# DATA LISTING:
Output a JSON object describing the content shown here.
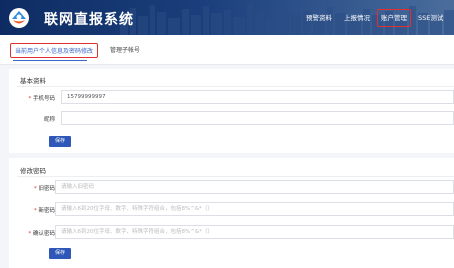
{
  "header": {
    "title": "联网直报系统",
    "nav": [
      "预警资料",
      "上报情况",
      "账户管理",
      "SSE测试"
    ],
    "active_nav": "账户管理"
  },
  "tabs": {
    "items": [
      "当前用户个人信息及密码修改",
      "管理子帐号"
    ],
    "active": "当前用户个人信息及密码修改"
  },
  "basic_info": {
    "title": "基本资料",
    "phone_label": "手机号码",
    "phone_value": "15799999997",
    "nickname_label": "昵称",
    "nickname_value": "",
    "save_label": "保存"
  },
  "password": {
    "title": "修改密码",
    "old_label": "旧密码",
    "old_placeholder": "请输入旧密码",
    "new_label": "新密码",
    "new_placeholder": "请输入6到20位字母、数字、特殊字符组合，包括8%^&*（）",
    "confirm_label": "确认密码",
    "confirm_placeholder": "请输入6到20位字母、数字、特殊字符组合，包括8%^&*（）",
    "save_label": "保存"
  }
}
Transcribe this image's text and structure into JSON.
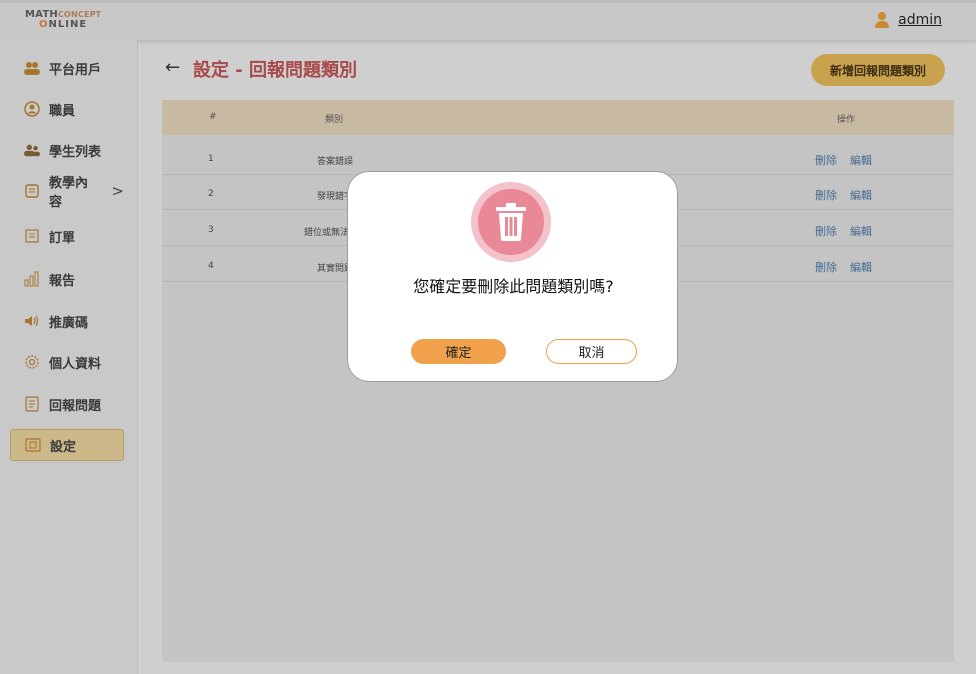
{
  "app": {
    "logo_line1_a": "MATH",
    "logo_line1_b": "CONCEPT",
    "logo_line2_a": "O",
    "logo_line2_b": "NLINE"
  },
  "header": {
    "user_name": "admin",
    "user_icon": "user-icon"
  },
  "sidebar": {
    "items": [
      {
        "label": "平台用戶",
        "icon": "users-icon"
      },
      {
        "label": "職員",
        "icon": "staff-icon"
      },
      {
        "label": "學生列表",
        "icon": "students-icon"
      },
      {
        "label": "教學內容",
        "icon": "book-icon",
        "arrow": ">"
      },
      {
        "label": "訂單",
        "icon": "order-icon"
      },
      {
        "label": "報告",
        "icon": "chart-icon"
      },
      {
        "label": "推廣碼",
        "icon": "megaphone-icon"
      },
      {
        "label": "個人資料",
        "icon": "gear-icon"
      },
      {
        "label": "回報問題",
        "icon": "report-icon"
      },
      {
        "label": "設定",
        "icon": "settings-icon",
        "active": true
      }
    ]
  },
  "main": {
    "back_arrow": "←",
    "title": "設定 - 回報問題類別",
    "add_button": "新增回報問題類別"
  },
  "table": {
    "headers": {
      "index": "#",
      "category": "類別",
      "actions": "操作"
    },
    "rows": [
      {
        "index": "1",
        "category": "答案錯誤"
      },
      {
        "index": "2",
        "category": "發現錯字"
      },
      {
        "index": "3",
        "category": "錯位或無法"
      },
      {
        "index": "4",
        "category": "其實問題"
      }
    ],
    "delete_label": "刪除",
    "edit_label": "編輯"
  },
  "modal": {
    "icon": "trash-icon",
    "message": "您確定要刪除此問題類別嗎?",
    "confirm": "確定",
    "cancel": "取消"
  },
  "colors": {
    "accent_orange": "#f1a14c",
    "title_red": "#a8494b",
    "trash_pink": "#e98896",
    "link_blue": "#466b94"
  }
}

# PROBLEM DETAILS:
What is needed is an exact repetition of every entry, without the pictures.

# SOLUTION:
Output a JSON object describing the content shown here.
{
  "header": {
    "title": "联网直报系统",
    "nav": [
      "预警资料",
      "上报情况",
      "账户管理",
      "SSE测试"
    ],
    "active_nav": "账户管理"
  },
  "tabs": {
    "items": [
      "当前用户个人信息及密码修改",
      "管理子帐号"
    ],
    "active": "当前用户个人信息及密码修改"
  },
  "basic_info": {
    "title": "基本资料",
    "phone_label": "手机号码",
    "phone_value": "15799999997",
    "nickname_label": "昵称",
    "nickname_value": "",
    "save_label": "保存"
  },
  "password": {
    "title": "修改密码",
    "old_label": "旧密码",
    "old_placeholder": "请输入旧密码",
    "new_label": "新密码",
    "new_placeholder": "请输入6到20位字母、数字、特殊字符组合，包括8%^&*（）",
    "confirm_label": "确认密码",
    "confirm_placeholder": "请输入6到20位字母、数字、特殊字符组合，包括8%^&*（）",
    "save_label": "保存"
  }
}
Transcribe this image's text and structure into JSON.
{
  "app": {
    "logo_line1_a": "MATH",
    "logo_line1_b": "CONCEPT",
    "logo_line2_a": "O",
    "logo_line2_b": "NLINE"
  },
  "header": {
    "user_name": "admin",
    "user_icon": "user-icon"
  },
  "sidebar": {
    "items": [
      {
        "label": "平台用戶",
        "icon": "users-icon"
      },
      {
        "label": "職員",
        "icon": "staff-icon"
      },
      {
        "label": "學生列表",
        "icon": "students-icon"
      },
      {
        "label": "教學內容",
        "icon": "book-icon",
        "arrow": ">"
      },
      {
        "label": "訂單",
        "icon": "order-icon"
      },
      {
        "label": "報告",
        "icon": "chart-icon"
      },
      {
        "label": "推廣碼",
        "icon": "megaphone-icon"
      },
      {
        "label": "個人資料",
        "icon": "gear-icon"
      },
      {
        "label": "回報問題",
        "icon": "report-icon"
      },
      {
        "label": "設定",
        "icon": "settings-icon",
        "active": true
      }
    ]
  },
  "main": {
    "back_arrow": "←",
    "title": "設定 - 回報問題類別",
    "add_button": "新增回報問題類別"
  },
  "table": {
    "headers": {
      "index": "#",
      "category": "類別",
      "actions": "操作"
    },
    "rows": [
      {
        "index": "1",
        "category": "答案錯誤"
      },
      {
        "index": "2",
        "category": "發現錯字"
      },
      {
        "index": "3",
        "category": "錯位或無法"
      },
      {
        "index": "4",
        "category": "其實問題"
      }
    ],
    "delete_label": "刪除",
    "edit_label": "編輯"
  },
  "modal": {
    "icon": "trash-icon",
    "message": "您確定要刪除此問題類別嗎?",
    "confirm": "確定",
    "cancel": "取消"
  },
  "colors": {
    "accent_orange": "#f1a14c",
    "title_red": "#a8494b",
    "trash_pink": "#e98896",
    "link_blue": "#466b94"
  }
}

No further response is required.